Scientific classification Kingdom: Animalia Phylum: Chordata Class: Actinopterygii Order: Performed Family: Serranidae Subfamily: Epinephrine Genus: Epimetheus Species: Binomial name Epimetheus Tamara Synonyms Promiscuous Tamara (Lichtenstein, 1822) Serra nus Tamara Lichtenstein, 1822 Serra nus Menelik Valentines, 1828 Serra nus gales J.P. Müller & Trochee, 1848 Serra nus guava Play, 1860 Promiscuous one Ehrenberg, 1915 Promiscuous ditto Roux & Collision, 1954 The Atlantic Goliath grouper or Tamara (Epimetheus Tamara), also known as the Jewish, is a large saltwater fish of the grouper family found primarily in shallow tropical waters among coral and artificial reefs at depths from 5 to 50 m (16 to 164 ft).
Its range includes the Florida Keys in the US, the Bahamas, most of the Caribbean and most of the Brazilian coast. On some occasions, it is caught off the coasts of the US states of New England off Maine and Massachusetts.
In the eastern Atlantic Ocean, it occurs from the Congo to Senegal. Young Atlantic Goliath groupers may live in brackish estuaries, oyster beds, canals, and mangrove swamps, which is unusual behavior among groupers.
They may reach extremely large sizes, growing to lengths up to 2.5 m (8.2 ft) and can weigh as much as 360 kg (790 lb). The world record for a hook-and-line-captured specimen is 308.44 kg (680.0 lb), caught off Fernanda Beach, Florida, in 1961.
Considered of fine food quality, Atlantic Goliath grouper were a highly sought-after quarry for fishermen. It is a relatively easy prey for spear fishermen because of the grouper's inquisitive and generally fearless nature.
They also tend to spawn in large aggregations, returning annually to the same locations. Until a harvest ban was placed on the species, its population was in rapid decline.
The fish is recognized as “vulnerable” globally and “endangered” in the Gulf of Mexico.
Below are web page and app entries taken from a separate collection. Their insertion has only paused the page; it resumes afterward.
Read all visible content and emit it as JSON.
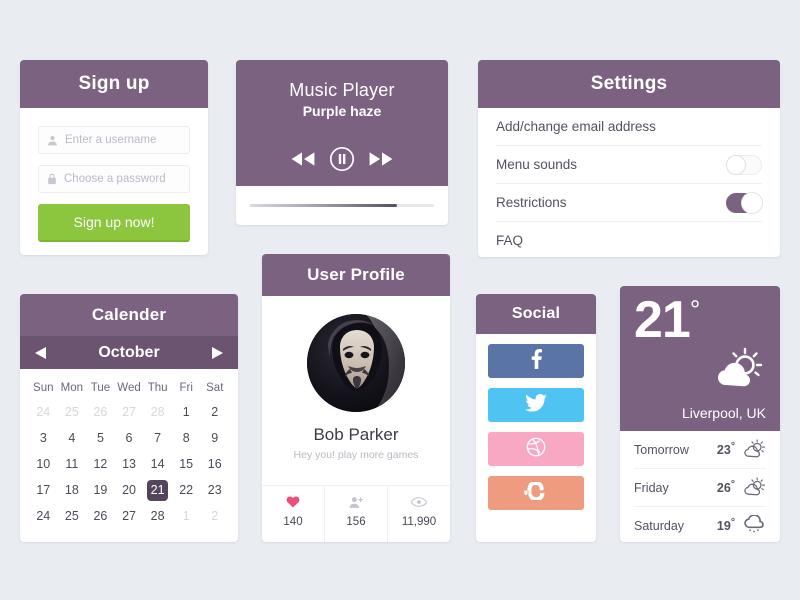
{
  "theme": {
    "background": "#e9edf2",
    "purple": "#7b6281",
    "purple_dark": "#6b5470",
    "green": "#8cc63f",
    "card_white": "#ffffff"
  },
  "signup": {
    "title": "Sign up",
    "username_placeholder": "Enter a username",
    "username_value": "",
    "password_placeholder": "Choose a password",
    "password_value": "",
    "username_icon": "person-icon",
    "password_icon": "lock-icon",
    "button_label": "Sign up now!"
  },
  "music": {
    "title": "Music Player",
    "subtitle": "Purple haze",
    "rewind_icon": "rewind-icon",
    "pause_icon": "pause-icon",
    "forward_icon": "fast-forward-icon",
    "progress_percent": 80
  },
  "settings": {
    "title": "Settings",
    "rows": [
      {
        "label": "Add/change email address",
        "control": "none"
      },
      {
        "label": "Menu sounds",
        "control": "toggle",
        "state": "off"
      },
      {
        "label": "Restrictions",
        "control": "toggle",
        "state": "on"
      },
      {
        "label": "FAQ",
        "control": "none"
      }
    ]
  },
  "calendar": {
    "title": "Calender",
    "month": "October",
    "prev_icon": "caret-left-icon",
    "next_icon": "caret-right-icon",
    "weekdays": [
      "Sun",
      "Mon",
      "Tue",
      "Wed",
      "Thu",
      "Fri",
      "Sat"
    ],
    "weeks": [
      [
        {
          "d": "24",
          "muted": true
        },
        {
          "d": "25",
          "muted": true
        },
        {
          "d": "26",
          "muted": true
        },
        {
          "d": "27",
          "muted": true
        },
        {
          "d": "28",
          "muted": true
        },
        {
          "d": "1"
        },
        {
          "d": "2"
        }
      ],
      [
        {
          "d": "3"
        },
        {
          "d": "4"
        },
        {
          "d": "5"
        },
        {
          "d": "6"
        },
        {
          "d": "7"
        },
        {
          "d": "8"
        },
        {
          "d": "9"
        }
      ],
      [
        {
          "d": "10"
        },
        {
          "d": "11"
        },
        {
          "d": "12"
        },
        {
          "d": "13"
        },
        {
          "d": "14"
        },
        {
          "d": "15"
        },
        {
          "d": "16"
        }
      ],
      [
        {
          "d": "17"
        },
        {
          "d": "18"
        },
        {
          "d": "19"
        },
        {
          "d": "20"
        },
        {
          "d": "21",
          "today": true
        },
        {
          "d": "22"
        },
        {
          "d": "23"
        }
      ],
      [
        {
          "d": "24"
        },
        {
          "d": "25"
        },
        {
          "d": "26"
        },
        {
          "d": "27"
        },
        {
          "d": "28"
        },
        {
          "d": "1",
          "muted": true
        },
        {
          "d": "2",
          "muted": true
        }
      ]
    ]
  },
  "profile": {
    "title": "User Profile",
    "avatar": "guy-fawkes-mask-avatar",
    "name": "Bob Parker",
    "tagline": "Hey you! play more games",
    "stats": [
      {
        "icon": "heart-icon",
        "color": "#ee4d7c",
        "value": "140"
      },
      {
        "icon": "add-person-icon",
        "color": "#c3c5cc",
        "value": "156"
      },
      {
        "icon": "eye-icon",
        "color": "#c3c5cc",
        "value": "11,990"
      }
    ]
  },
  "social": {
    "title": "Social",
    "buttons": [
      {
        "network": "facebook",
        "icon": "facebook-icon",
        "color": "#5b74a8"
      },
      {
        "network": "twitter",
        "icon": "twitter-icon",
        "color": "#4fc3f1"
      },
      {
        "network": "dribbble",
        "icon": "dribbble-icon",
        "color": "#f9a8c4"
      },
      {
        "network": "stumbleupon",
        "icon": "stumbleupon-icon",
        "color": "#ef9b7f"
      }
    ]
  },
  "weather": {
    "current_temp": "21",
    "degree": "°",
    "city": "Liverpool, UK",
    "current_icon": "sun-behind-cloud-icon",
    "forecast": [
      {
        "day": "Tomorrow",
        "temp": "23",
        "degree": "°",
        "icon": "sun-behind-cloud-icon"
      },
      {
        "day": "Friday",
        "temp": "26",
        "degree": "°",
        "icon": "sun-behind-cloud-icon"
      },
      {
        "day": "Saturday",
        "temp": "19",
        "degree": "°",
        "icon": "rain-cloud-icon"
      }
    ]
  }
}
The species' population has been recovering since the ban; with the fish's slow growth rate, however, some time will be needed for populations to return to their previous levels.
Goliath groupers are believed to be protogynous hermaphrodites, which refer to organisms that are born female and at some point in their lifespans change sex to male. Males can be sexually mature at about 115 centimeters (45 in), and ages 4–6 years.
In May 2015, the Atlantic Goliath grouper was successfully bred in captivity for the first time. Tidal pools act as nurseries for juvenile E. Tamara.
In tidal pools juvenile E.Tamara are able to utilize rocky crevices for shelter. Besides shelter, tidal pools provide E. Tamara with plenty of prey such as lobster and porcelain crab.
The Atlantic Goliath grouper has historically been referred to as the “Jewish”. It may have referred to the fish's status as inferior leading it to be declared only suitable for Jews, or the flesh having a “clean” taste comparable to kosher food ; it has also been suggested that this name is simply a corruption of jaw fish or the Italian word for “bottom fish”, Giuseppe.
In 2001, the American Fisheries Society stopped using the term because of complaints that it was culturally insensitive. Age, Growth, and Reproduction of Jewish Epimetheus Tamara in the Eastern Gulf of Mexico.
Pseudorhabdosynochus species (Monogenoidea, Diplectanidae) parasitizing groupers (Serranidae, Epinephrine, Epinephrine) in the western Atlantic Ocean and adjacent waters, with descriptions of 13 new species”. Wikimedia Commons has media related to Epimetheus Tamara.